After carrying out a Financial Sensitivity Analysis, John determines that a 10% increase in customer traffic at the mall results in a 7% increase in the number of sales.
Using this information, John can predict how much money company XYZ will generate if customer traffic increases by 20%, 40%, or 100%.
Based on John’s Financial Sensitivity Analysis, these will result in an increase in revenue by 14%, 28%, and 70%, respectively.
Presenting of Financial Model
The one who made the model, knows the model best and is most qualified to talk about it. When asked to communicate the results of the financial model as a formal presentation to a board or senior management one needs to decide how to communicate it in a clear and concise way. Many find that presenting financial models that have taken weeks to build into a ten-minute presentation, challenging.
If you simply copy and paste a chart into Word or PowerPoint, the links to the underlying data in Excel, will be maintained. This is fine if you’re planning to make changes, but it can make the file size very large, and could also lead to your accidentally sending confidential information unintentionally embedded into another document.
To avoid this, you need to paste the chart as a picture. Copy the chart and then use Paste Special in the destination document to paste the chart as a picture or JPG.
In this kind of environment where you need to convey lots of information, having the summary tables or charts on a PowerPoint slide behind you while you’re speaking will be helpful. It can also help to take the focus off you if you’re a little bit nervous.

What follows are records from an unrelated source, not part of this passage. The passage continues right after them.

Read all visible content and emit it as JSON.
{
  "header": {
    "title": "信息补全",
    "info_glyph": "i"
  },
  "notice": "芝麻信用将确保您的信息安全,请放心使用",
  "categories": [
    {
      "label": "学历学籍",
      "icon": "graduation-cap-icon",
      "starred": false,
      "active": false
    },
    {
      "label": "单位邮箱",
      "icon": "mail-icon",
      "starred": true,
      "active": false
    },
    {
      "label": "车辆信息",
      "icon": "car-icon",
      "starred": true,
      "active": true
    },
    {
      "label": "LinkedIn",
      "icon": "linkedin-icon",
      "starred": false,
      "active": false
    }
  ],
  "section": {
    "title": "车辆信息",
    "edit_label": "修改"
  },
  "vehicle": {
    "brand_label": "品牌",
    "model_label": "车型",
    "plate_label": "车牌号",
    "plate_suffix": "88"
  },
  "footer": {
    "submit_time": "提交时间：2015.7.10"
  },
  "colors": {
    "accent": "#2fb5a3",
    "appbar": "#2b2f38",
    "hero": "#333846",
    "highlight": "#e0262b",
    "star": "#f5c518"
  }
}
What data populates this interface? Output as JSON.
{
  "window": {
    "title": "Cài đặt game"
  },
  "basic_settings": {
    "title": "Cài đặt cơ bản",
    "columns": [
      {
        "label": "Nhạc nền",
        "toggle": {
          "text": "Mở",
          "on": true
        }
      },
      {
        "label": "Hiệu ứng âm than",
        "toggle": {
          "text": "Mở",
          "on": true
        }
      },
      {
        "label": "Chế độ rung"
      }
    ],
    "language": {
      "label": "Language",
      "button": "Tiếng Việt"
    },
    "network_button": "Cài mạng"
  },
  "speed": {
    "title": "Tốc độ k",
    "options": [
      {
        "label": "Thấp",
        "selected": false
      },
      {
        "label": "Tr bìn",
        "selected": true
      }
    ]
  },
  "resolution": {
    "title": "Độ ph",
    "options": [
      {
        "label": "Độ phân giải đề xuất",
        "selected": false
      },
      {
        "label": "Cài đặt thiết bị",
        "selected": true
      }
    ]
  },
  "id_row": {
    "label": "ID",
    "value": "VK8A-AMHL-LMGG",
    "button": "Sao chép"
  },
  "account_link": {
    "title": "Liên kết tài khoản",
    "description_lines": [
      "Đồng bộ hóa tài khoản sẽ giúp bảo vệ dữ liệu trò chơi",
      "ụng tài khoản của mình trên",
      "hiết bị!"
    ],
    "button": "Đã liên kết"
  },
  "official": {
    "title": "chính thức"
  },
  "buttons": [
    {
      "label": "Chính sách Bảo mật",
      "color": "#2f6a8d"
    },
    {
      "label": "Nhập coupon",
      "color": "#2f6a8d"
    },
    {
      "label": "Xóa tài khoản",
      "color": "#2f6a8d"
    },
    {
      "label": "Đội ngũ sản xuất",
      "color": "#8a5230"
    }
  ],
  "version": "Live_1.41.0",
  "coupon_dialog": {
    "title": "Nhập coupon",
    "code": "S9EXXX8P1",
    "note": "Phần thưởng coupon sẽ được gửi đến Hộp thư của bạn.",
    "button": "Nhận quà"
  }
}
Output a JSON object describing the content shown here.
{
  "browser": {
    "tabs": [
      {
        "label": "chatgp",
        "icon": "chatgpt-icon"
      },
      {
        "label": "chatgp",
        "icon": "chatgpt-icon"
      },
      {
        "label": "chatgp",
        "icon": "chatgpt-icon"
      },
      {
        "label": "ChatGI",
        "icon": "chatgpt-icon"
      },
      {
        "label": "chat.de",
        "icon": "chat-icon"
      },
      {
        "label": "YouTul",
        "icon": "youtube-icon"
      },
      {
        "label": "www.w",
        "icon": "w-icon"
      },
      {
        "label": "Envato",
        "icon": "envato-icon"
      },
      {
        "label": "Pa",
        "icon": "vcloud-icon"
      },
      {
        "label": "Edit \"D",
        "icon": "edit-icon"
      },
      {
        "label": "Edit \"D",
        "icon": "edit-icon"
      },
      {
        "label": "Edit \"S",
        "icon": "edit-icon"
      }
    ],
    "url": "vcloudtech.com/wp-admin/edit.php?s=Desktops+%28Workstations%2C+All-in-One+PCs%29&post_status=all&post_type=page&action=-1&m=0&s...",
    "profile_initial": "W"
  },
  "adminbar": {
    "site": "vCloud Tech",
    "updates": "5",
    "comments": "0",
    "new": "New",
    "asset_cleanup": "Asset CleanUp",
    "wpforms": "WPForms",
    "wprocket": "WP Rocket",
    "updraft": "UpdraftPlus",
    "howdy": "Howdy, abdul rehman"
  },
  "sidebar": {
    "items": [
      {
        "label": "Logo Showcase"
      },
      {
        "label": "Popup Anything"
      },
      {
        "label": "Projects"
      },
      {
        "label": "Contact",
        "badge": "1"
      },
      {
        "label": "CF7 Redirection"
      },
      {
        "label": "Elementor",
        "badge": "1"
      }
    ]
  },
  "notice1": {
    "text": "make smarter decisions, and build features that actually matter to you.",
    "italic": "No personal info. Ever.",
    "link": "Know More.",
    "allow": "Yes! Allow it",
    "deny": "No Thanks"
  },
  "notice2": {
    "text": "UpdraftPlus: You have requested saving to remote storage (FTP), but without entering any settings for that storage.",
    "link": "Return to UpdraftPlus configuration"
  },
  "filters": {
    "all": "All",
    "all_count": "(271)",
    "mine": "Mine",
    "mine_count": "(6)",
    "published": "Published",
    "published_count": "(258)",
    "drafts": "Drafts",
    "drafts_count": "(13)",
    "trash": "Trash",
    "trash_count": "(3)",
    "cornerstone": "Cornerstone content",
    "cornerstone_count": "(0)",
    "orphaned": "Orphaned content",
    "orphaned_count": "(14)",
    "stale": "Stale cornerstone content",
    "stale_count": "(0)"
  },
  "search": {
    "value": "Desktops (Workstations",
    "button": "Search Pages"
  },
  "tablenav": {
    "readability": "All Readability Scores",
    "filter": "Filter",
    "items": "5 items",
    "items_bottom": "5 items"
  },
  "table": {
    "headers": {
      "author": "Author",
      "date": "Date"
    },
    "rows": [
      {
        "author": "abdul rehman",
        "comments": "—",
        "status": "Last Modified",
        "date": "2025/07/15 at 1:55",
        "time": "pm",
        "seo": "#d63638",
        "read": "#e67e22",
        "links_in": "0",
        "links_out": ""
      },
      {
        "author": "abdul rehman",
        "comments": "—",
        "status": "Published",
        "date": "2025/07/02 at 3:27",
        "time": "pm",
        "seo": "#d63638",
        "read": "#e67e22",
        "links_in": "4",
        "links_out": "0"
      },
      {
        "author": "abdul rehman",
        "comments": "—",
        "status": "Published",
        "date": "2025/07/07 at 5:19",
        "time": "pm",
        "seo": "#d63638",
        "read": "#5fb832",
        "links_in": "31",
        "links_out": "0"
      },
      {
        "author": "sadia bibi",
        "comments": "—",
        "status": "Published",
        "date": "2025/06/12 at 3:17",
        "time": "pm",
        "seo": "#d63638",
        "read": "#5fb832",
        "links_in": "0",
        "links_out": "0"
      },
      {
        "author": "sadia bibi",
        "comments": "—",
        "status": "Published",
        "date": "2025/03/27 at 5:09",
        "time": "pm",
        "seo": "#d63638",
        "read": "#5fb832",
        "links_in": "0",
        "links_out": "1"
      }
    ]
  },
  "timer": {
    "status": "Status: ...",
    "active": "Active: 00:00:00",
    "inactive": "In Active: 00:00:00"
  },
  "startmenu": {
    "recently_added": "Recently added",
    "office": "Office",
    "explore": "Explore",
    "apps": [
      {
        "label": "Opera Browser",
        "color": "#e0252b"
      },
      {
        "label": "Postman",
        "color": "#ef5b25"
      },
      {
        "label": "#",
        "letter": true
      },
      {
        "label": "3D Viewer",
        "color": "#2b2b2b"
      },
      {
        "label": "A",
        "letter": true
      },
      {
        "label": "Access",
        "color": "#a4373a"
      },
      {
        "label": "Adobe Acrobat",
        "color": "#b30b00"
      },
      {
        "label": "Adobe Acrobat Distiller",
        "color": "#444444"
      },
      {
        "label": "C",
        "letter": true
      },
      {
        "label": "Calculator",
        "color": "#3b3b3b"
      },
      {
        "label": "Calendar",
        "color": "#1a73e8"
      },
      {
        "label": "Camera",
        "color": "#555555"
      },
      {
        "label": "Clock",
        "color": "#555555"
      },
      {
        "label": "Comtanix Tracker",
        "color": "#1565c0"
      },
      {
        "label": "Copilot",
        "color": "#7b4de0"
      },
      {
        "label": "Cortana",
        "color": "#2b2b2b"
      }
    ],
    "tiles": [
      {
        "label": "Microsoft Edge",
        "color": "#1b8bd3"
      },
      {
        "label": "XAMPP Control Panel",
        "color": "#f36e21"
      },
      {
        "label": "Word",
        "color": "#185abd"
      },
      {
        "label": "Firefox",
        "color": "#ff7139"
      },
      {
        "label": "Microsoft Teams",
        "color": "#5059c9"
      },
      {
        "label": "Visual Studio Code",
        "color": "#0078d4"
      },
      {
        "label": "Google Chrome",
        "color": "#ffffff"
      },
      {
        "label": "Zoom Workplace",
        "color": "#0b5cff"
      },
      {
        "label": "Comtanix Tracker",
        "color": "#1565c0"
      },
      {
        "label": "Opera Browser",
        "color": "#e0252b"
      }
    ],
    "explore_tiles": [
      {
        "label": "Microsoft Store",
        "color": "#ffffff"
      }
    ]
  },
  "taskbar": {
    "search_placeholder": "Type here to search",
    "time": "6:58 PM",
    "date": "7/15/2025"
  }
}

Your audience is probably not interested in seeing the workings of the model, but they might like to see live and changing scenarios. If the model is built correctly, you’ll be able to make a single change to the input assumptions, and the audience will be able to see the effects of these changing scenarios in real time.
Ensure to test all possible inputs in advance. Having a system glitch during a live analysis is a credibility killer.
Whether presenting in Excel or PowerPoint slides, follow these basic rules of making financial presentations:
- Display one key message at a time. Do not crowd screen with too much detail or convey too much at once
- Use white spaces in gridlines. Gridlines create clutter and many in the audience will switch off
- Give a more detailed report after presentation. Show a high-level summary on screen
- Ensure font is big and clear on projection. Test in advance. Sometimes colours wash out, making text difficult
- If showing the model on screen, increase zoom. Remember you will only show a small portion of the screen
- Avoid jumping around. Your audience isn’t as familiar with the model as you are. They’ll need time to digest
- Use charts and graphics to display instead of text and numbers.
Be prepared for questions regarding output, inputs, assumptions and workings of the model. Ensure that you can defend the assumptions used or the way they are calculated. The model output is as good as assumptions.